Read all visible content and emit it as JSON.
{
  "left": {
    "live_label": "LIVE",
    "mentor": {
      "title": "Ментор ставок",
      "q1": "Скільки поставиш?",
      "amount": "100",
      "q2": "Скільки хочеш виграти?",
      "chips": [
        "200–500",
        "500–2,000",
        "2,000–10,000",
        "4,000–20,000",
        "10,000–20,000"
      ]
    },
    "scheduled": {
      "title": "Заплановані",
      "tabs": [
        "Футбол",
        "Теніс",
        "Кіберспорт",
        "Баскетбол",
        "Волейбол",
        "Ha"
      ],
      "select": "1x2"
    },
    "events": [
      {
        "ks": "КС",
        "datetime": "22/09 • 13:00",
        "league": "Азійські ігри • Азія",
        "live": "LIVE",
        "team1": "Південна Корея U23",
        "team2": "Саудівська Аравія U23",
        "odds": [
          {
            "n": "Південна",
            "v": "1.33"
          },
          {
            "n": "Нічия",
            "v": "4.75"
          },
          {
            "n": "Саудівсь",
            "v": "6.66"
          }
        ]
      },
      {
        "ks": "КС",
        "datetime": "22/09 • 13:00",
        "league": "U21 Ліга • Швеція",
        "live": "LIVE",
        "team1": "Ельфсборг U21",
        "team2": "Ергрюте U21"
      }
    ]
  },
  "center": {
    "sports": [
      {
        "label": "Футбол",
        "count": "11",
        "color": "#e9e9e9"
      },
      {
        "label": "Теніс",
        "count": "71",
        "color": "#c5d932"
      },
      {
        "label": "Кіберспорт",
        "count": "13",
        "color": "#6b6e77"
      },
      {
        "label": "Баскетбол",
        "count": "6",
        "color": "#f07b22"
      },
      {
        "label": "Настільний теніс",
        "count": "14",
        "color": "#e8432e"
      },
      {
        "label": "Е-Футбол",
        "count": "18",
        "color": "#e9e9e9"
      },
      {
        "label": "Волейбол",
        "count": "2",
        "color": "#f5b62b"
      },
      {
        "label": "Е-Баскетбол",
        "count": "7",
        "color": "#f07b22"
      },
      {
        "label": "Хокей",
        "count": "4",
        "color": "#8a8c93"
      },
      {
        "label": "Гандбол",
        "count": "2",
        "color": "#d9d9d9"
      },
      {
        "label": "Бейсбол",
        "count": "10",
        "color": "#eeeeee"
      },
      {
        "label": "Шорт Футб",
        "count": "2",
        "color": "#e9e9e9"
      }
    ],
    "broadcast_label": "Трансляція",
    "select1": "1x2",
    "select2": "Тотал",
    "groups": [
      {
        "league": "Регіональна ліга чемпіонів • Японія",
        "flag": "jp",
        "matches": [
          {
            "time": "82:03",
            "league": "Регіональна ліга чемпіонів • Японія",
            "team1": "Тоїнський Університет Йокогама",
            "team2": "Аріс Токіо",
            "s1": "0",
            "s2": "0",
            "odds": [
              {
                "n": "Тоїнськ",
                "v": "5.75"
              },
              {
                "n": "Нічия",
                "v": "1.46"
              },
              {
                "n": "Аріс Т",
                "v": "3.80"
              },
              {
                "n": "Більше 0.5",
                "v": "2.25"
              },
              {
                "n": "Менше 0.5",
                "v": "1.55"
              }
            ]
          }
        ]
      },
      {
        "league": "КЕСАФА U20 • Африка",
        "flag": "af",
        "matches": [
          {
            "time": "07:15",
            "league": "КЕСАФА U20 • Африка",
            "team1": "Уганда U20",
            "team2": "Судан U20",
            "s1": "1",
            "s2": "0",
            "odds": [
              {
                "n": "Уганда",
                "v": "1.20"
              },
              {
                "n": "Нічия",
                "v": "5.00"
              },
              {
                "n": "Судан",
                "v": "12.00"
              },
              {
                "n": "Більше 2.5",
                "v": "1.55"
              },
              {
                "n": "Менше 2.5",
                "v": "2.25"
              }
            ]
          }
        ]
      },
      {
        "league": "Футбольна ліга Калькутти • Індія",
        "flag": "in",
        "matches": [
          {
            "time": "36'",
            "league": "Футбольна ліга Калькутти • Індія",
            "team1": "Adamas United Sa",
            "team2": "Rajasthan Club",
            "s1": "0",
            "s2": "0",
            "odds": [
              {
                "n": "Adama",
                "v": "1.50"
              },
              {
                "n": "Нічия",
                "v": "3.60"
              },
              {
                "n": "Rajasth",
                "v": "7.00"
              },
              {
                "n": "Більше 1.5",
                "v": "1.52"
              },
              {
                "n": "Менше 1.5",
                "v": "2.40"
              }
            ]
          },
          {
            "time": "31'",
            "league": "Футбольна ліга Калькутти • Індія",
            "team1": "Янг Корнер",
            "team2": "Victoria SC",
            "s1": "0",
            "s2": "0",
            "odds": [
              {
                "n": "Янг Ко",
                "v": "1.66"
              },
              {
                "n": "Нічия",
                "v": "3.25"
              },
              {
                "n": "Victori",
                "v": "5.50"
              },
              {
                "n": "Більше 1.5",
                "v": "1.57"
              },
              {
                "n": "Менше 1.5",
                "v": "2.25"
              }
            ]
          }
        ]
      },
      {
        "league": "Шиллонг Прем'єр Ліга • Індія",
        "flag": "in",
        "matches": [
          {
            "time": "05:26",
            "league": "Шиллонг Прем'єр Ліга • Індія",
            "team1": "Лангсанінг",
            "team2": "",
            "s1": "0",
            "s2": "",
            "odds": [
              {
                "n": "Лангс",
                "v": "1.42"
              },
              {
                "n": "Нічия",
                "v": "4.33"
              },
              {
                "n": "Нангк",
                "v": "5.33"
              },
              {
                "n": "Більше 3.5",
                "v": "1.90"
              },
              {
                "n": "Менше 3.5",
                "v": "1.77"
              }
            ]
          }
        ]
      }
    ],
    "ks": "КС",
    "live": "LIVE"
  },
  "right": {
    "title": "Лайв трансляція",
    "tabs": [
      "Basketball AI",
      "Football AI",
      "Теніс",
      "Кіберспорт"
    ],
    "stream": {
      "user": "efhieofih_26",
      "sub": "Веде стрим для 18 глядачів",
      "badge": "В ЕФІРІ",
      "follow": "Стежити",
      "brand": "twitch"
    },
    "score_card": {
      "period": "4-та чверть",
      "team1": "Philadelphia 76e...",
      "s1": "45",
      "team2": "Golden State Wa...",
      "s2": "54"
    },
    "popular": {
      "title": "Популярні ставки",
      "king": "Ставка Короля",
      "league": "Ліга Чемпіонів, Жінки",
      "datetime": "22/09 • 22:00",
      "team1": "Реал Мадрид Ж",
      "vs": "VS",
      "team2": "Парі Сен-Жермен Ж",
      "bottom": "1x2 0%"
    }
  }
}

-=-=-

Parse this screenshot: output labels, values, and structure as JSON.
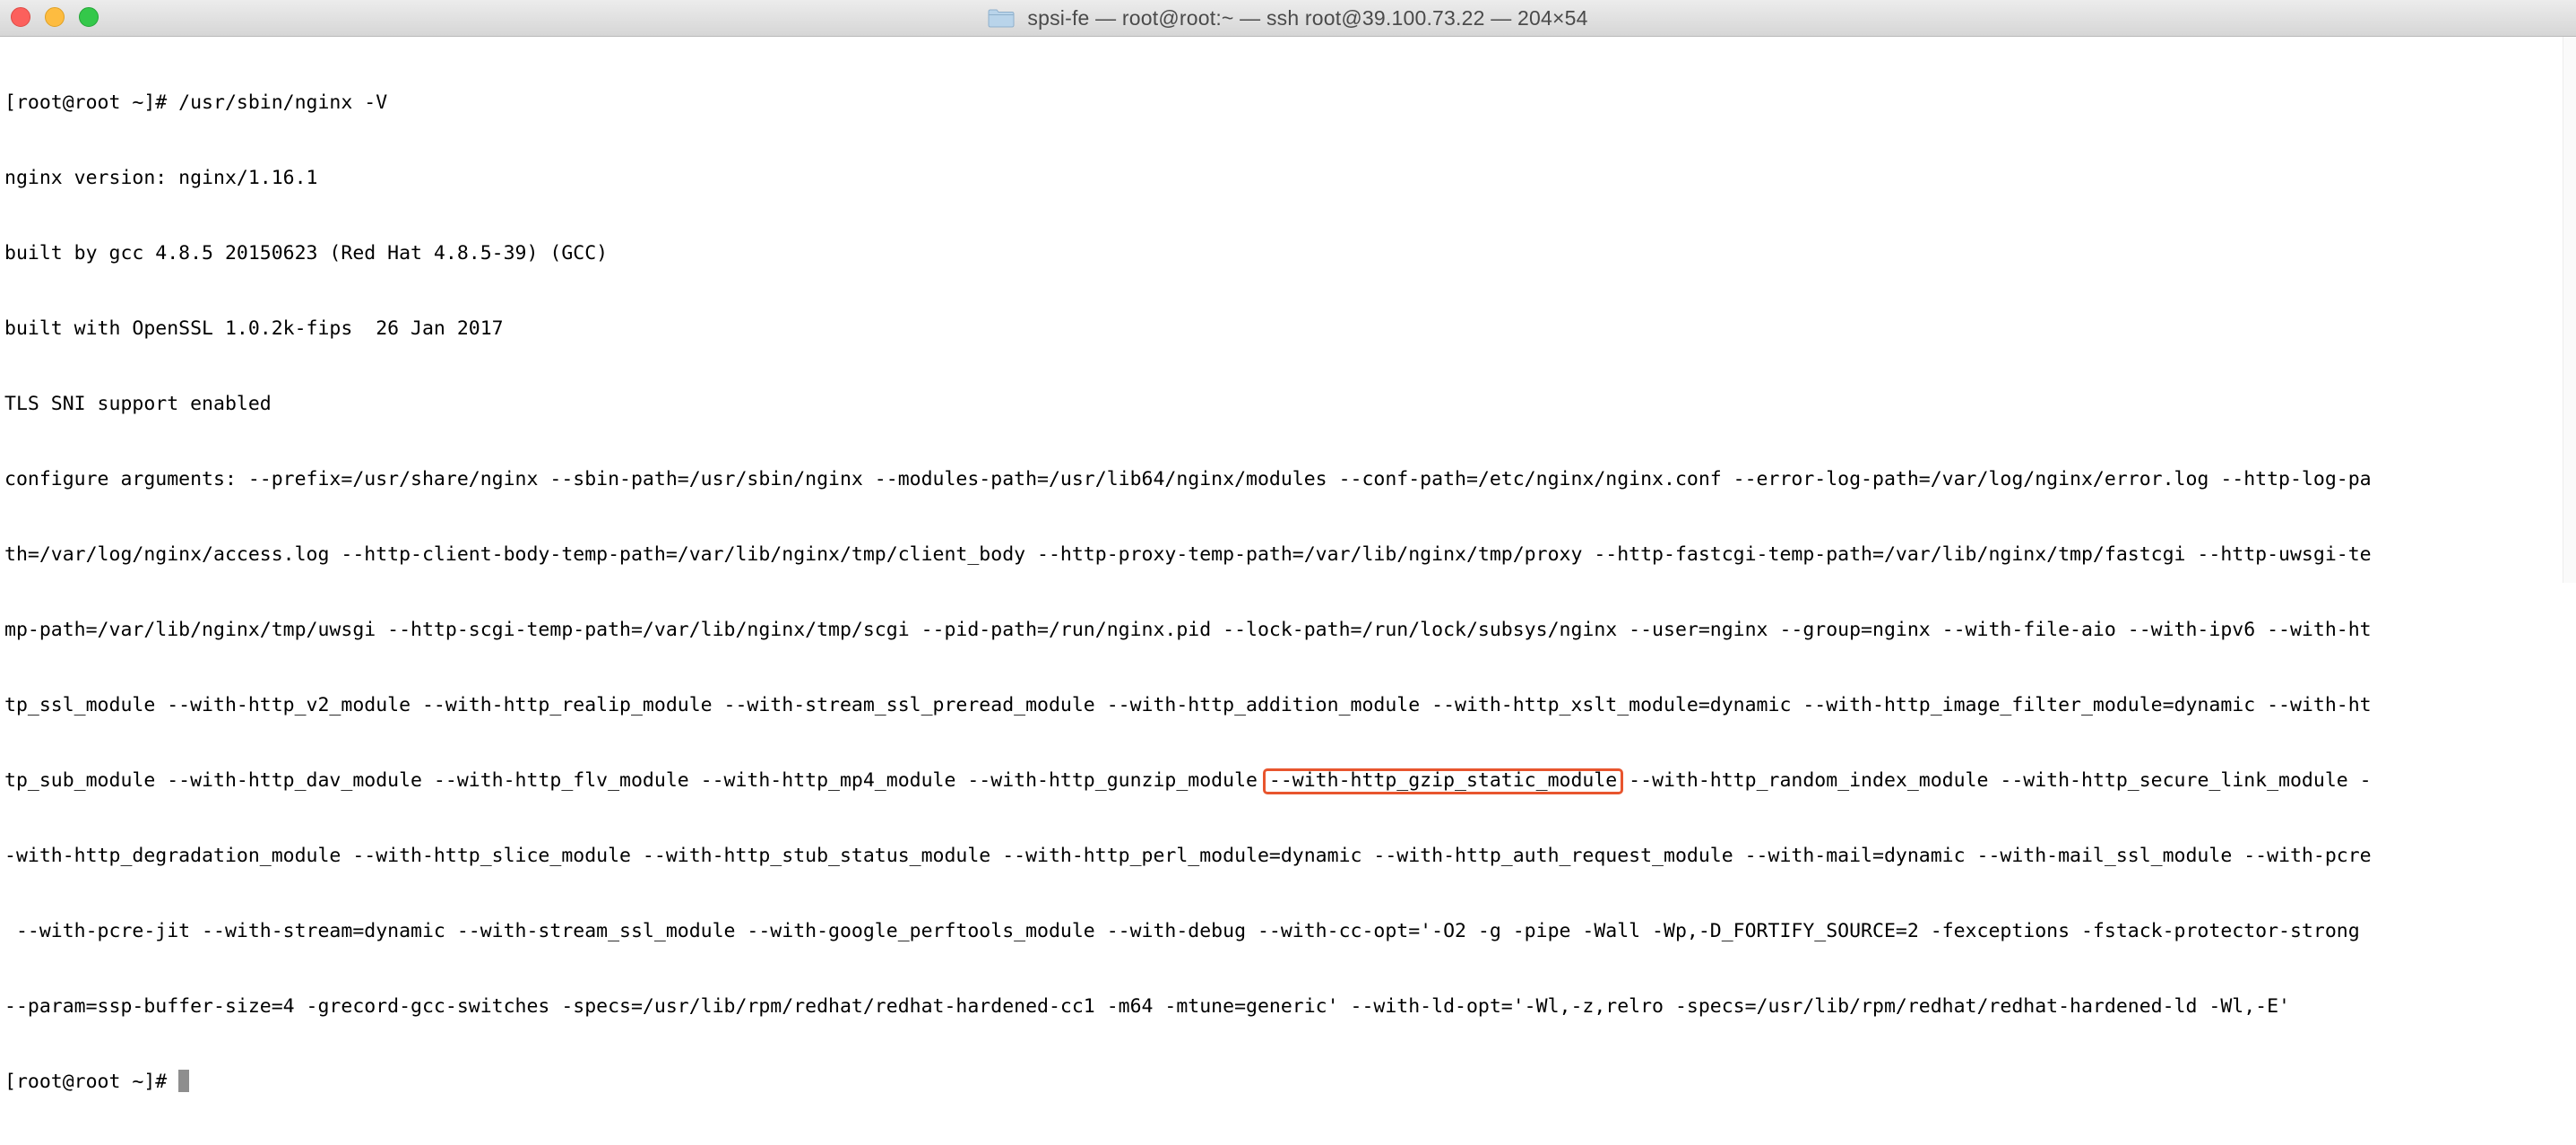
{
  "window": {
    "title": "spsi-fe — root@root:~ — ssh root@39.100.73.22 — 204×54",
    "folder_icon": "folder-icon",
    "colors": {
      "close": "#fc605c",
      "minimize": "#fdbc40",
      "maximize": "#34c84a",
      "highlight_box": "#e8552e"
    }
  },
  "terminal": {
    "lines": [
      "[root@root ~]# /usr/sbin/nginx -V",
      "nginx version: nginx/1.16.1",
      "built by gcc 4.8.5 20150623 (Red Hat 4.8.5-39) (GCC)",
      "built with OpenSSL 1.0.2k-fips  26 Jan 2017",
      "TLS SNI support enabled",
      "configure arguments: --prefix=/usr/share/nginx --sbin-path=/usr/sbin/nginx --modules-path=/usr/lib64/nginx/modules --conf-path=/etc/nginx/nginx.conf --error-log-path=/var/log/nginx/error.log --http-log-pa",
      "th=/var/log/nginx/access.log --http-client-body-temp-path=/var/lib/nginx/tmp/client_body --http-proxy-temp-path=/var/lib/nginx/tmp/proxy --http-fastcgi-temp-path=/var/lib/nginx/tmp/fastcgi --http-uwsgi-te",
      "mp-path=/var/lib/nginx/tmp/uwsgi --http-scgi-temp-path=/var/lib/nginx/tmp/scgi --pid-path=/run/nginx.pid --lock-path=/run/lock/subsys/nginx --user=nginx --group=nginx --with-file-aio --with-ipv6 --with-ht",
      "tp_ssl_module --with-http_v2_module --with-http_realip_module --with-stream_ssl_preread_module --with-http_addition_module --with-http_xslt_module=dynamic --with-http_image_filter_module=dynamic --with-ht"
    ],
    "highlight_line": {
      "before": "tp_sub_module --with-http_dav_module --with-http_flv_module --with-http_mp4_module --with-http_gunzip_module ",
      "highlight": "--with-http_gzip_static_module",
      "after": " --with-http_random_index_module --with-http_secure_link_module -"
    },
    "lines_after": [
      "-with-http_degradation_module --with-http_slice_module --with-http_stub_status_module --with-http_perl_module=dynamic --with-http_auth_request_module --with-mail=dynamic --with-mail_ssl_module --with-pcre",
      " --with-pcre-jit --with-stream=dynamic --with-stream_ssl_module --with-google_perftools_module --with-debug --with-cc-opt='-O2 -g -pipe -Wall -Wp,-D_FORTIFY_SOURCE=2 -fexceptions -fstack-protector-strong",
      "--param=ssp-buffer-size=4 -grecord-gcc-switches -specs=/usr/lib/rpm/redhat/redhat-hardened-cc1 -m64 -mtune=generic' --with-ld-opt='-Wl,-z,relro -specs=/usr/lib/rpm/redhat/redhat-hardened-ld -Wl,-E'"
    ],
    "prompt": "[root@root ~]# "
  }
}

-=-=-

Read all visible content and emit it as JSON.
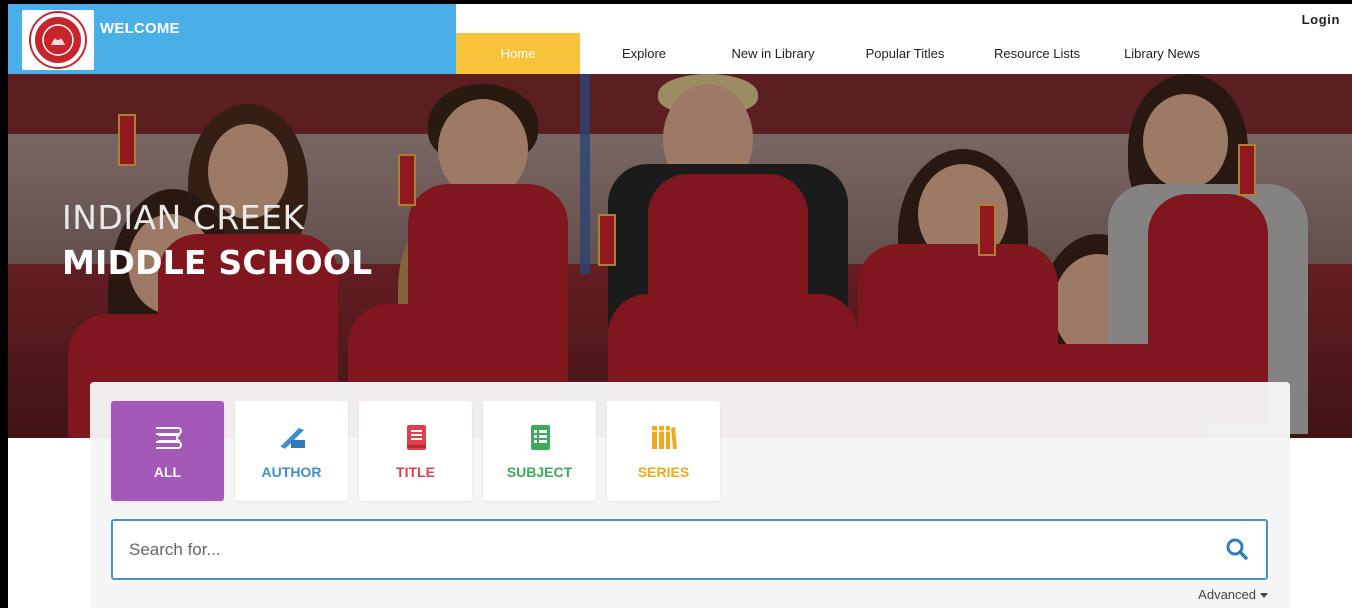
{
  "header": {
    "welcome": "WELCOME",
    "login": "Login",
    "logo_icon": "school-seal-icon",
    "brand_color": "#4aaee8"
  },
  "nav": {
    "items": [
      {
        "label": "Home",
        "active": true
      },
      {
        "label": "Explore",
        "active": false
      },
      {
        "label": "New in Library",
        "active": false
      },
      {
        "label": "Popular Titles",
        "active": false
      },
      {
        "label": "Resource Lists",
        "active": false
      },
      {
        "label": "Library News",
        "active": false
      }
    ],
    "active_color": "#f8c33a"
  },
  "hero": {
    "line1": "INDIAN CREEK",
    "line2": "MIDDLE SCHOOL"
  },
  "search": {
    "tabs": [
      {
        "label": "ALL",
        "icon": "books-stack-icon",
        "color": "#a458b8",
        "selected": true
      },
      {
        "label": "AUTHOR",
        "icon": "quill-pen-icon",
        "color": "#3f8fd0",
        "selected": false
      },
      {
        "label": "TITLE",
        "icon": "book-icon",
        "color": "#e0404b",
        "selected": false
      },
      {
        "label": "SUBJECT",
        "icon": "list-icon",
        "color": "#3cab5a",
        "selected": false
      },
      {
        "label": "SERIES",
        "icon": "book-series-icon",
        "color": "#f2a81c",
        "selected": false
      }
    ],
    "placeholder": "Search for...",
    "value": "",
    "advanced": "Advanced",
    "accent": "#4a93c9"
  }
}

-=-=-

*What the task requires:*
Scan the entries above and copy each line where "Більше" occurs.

*Result:*
                "n": "Більше 0.5",
                "n": "Більше 2.5",
                "n": "Більше 1.5",
                "n": "Більше 1.5",
                "n": "Більше 3.5",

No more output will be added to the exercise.